- **DATASET CONTENT**:
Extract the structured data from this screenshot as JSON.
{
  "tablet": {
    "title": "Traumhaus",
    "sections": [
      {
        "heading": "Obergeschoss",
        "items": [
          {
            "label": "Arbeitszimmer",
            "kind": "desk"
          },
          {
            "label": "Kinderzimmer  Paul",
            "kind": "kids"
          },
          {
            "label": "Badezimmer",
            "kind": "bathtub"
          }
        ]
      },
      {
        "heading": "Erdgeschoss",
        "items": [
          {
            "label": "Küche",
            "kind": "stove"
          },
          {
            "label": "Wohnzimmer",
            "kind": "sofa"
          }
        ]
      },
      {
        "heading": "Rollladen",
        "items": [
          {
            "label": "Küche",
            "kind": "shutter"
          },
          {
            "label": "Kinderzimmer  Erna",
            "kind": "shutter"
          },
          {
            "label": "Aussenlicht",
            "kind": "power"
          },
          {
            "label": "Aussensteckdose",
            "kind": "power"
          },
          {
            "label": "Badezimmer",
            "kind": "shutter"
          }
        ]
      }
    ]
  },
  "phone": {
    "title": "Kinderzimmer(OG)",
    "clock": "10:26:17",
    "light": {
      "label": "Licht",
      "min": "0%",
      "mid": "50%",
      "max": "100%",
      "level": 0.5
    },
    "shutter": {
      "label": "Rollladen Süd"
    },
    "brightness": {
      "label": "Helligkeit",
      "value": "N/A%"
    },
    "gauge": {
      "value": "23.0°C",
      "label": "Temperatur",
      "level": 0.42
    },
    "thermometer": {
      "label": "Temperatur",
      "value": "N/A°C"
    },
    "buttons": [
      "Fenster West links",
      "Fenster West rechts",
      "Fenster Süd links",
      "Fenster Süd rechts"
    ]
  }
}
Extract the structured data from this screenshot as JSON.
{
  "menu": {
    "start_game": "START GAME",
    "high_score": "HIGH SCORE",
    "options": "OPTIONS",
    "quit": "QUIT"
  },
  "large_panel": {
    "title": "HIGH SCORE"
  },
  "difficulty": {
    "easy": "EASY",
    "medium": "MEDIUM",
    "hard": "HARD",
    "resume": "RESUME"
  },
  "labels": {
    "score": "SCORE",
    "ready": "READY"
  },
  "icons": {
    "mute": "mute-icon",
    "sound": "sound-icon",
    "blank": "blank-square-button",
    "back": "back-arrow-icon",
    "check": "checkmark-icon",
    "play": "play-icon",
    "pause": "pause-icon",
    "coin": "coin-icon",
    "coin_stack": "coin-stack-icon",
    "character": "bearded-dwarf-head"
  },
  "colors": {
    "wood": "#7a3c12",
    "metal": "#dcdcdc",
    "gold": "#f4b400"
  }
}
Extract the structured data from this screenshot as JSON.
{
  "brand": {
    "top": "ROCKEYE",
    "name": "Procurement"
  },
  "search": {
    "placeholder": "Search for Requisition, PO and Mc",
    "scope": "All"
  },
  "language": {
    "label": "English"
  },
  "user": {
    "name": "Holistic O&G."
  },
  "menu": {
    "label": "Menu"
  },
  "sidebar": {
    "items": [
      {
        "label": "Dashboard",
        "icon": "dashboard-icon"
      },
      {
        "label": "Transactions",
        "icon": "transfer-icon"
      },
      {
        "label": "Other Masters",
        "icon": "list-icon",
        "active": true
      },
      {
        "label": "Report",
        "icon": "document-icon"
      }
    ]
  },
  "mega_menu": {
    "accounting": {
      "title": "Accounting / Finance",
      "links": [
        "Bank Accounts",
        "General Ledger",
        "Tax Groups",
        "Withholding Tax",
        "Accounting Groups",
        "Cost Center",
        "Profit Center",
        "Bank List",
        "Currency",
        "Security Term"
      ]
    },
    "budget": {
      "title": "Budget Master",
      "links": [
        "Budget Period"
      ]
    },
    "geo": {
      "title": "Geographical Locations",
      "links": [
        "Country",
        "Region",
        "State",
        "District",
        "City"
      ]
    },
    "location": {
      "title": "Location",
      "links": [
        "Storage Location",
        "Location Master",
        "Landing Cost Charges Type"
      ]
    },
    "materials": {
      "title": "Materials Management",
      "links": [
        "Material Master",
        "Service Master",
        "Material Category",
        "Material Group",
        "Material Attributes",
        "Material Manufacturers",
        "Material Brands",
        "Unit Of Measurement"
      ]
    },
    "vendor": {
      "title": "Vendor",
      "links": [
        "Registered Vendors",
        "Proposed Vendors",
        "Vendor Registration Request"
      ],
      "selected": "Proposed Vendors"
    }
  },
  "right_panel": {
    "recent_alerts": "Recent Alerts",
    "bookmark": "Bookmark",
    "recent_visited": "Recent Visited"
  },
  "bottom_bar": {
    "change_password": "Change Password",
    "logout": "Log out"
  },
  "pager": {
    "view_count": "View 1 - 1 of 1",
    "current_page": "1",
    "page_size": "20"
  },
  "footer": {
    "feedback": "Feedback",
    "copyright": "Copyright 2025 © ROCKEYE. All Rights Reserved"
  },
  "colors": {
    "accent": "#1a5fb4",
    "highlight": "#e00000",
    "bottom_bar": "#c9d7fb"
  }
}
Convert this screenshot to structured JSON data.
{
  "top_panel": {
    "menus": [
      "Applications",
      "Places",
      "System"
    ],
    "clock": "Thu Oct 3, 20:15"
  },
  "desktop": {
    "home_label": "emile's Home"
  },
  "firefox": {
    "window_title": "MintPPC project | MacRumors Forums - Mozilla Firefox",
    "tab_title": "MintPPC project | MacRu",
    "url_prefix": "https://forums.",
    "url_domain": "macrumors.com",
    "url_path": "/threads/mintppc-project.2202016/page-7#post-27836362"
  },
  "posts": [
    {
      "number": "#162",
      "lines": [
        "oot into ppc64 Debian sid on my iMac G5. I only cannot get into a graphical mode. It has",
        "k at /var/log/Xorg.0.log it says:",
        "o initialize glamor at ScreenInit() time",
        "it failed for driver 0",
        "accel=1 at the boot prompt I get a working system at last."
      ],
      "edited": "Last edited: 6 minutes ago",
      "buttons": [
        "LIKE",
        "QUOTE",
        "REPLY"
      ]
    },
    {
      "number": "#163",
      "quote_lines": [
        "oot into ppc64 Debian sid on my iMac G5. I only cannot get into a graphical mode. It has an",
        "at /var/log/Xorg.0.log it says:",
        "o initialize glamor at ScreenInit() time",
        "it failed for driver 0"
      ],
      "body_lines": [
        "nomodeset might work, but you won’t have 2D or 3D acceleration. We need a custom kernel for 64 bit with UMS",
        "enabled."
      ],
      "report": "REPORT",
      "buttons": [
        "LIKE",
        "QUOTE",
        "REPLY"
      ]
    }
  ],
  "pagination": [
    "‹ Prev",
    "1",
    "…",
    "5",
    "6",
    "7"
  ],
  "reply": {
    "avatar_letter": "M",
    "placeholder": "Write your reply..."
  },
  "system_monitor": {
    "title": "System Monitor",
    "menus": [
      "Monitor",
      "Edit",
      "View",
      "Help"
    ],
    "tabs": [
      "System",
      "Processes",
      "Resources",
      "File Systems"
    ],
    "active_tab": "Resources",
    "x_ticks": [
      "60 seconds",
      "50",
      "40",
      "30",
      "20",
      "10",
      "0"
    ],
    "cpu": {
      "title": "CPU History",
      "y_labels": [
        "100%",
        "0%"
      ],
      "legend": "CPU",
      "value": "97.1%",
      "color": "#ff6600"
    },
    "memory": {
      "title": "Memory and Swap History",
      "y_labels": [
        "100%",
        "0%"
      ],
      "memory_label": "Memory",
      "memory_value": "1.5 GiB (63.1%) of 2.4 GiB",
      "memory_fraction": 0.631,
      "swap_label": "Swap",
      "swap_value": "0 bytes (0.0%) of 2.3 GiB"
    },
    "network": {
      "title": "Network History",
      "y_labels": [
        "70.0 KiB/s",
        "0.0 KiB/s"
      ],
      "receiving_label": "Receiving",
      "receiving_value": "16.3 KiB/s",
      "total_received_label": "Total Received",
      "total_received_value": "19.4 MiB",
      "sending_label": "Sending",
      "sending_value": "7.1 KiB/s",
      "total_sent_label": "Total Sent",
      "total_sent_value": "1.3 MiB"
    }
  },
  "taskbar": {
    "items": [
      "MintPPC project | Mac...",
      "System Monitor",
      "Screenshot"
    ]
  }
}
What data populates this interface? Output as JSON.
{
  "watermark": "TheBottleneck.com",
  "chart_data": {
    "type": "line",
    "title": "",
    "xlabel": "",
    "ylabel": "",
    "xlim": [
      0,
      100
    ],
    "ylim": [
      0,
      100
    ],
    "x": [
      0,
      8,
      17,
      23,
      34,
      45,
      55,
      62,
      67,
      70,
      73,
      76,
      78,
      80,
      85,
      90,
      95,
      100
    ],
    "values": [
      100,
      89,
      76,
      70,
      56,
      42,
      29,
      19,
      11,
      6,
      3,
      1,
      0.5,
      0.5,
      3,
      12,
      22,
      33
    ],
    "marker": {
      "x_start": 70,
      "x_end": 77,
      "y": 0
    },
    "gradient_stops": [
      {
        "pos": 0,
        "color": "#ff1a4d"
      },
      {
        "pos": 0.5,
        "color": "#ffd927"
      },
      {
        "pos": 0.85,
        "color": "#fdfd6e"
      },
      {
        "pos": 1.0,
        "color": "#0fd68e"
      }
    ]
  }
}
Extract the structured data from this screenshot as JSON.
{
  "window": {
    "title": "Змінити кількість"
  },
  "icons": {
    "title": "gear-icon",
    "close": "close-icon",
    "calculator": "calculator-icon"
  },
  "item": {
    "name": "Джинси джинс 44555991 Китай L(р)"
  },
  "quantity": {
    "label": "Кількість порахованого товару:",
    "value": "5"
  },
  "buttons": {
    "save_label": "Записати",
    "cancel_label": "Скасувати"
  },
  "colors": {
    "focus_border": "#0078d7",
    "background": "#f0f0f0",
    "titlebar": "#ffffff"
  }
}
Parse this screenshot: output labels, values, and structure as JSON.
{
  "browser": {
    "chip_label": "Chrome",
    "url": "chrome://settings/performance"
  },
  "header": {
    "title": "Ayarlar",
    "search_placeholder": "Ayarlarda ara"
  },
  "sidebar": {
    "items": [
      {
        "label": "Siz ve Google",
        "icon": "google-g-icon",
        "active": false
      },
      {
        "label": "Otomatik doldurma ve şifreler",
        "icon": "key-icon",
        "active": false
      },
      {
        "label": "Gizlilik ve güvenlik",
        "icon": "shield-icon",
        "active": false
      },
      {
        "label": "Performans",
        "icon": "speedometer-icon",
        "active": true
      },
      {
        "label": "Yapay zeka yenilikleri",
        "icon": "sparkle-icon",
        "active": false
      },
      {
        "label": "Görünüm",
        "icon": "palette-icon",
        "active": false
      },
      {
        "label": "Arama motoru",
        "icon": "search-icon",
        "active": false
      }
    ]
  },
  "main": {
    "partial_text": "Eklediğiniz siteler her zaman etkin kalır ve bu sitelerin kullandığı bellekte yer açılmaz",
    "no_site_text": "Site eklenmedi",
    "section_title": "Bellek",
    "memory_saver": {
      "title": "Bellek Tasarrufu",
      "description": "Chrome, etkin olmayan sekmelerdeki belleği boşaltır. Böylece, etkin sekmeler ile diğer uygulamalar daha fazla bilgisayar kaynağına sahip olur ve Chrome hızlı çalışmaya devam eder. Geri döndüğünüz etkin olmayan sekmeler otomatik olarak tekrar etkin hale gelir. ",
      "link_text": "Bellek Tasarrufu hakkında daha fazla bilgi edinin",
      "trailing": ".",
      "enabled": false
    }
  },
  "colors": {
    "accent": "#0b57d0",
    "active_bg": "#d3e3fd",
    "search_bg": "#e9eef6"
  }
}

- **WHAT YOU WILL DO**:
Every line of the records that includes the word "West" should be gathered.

- **EXERCISE RESPONSE**:
      "Fenster West links",
      "Fenster West rechts",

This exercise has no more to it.